§ **Exercise directions**: Read the records below and copy each line that contains "name".

§ **Data to use**:
● ● ● ● ●
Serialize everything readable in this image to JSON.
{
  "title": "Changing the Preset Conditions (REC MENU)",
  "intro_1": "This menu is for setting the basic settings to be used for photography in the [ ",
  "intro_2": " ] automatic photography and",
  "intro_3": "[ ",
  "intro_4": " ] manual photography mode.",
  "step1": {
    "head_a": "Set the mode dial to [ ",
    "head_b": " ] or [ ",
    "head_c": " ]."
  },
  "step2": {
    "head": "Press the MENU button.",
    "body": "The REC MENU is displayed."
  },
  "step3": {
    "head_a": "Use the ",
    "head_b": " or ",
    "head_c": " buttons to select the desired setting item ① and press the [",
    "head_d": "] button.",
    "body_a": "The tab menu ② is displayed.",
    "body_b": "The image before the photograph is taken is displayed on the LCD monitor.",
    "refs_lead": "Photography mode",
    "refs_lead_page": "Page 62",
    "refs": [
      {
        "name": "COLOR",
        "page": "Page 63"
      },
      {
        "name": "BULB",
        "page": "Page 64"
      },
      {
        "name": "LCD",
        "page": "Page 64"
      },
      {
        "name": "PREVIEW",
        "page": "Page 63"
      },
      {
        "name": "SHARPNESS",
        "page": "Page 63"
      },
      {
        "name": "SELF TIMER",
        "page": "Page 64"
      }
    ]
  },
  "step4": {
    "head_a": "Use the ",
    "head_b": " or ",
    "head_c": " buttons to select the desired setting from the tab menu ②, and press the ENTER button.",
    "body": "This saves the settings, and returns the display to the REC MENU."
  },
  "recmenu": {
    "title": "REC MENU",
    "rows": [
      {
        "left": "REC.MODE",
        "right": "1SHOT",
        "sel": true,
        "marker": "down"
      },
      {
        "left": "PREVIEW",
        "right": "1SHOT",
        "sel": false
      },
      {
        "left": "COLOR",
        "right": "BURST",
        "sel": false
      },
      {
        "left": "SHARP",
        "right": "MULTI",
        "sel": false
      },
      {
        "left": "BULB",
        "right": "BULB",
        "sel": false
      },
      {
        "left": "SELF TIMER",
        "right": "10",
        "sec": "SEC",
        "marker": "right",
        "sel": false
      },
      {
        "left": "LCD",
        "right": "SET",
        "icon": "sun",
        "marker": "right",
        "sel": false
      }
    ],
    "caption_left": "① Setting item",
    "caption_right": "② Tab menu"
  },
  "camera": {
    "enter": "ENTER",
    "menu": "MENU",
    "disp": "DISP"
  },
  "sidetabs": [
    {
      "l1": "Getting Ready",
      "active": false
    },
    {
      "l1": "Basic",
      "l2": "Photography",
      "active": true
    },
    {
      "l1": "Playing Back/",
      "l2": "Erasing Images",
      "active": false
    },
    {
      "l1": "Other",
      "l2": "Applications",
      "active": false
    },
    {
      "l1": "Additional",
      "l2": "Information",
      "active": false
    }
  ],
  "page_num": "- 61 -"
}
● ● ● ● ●
§ **Exercise answer**:
        "name": "COLOR",
        "name": "BULB",
        "name": "LCD",
        "name": "PREVIEW",
        "name": "SHARPNESS",
        "name": "SELF TIMER",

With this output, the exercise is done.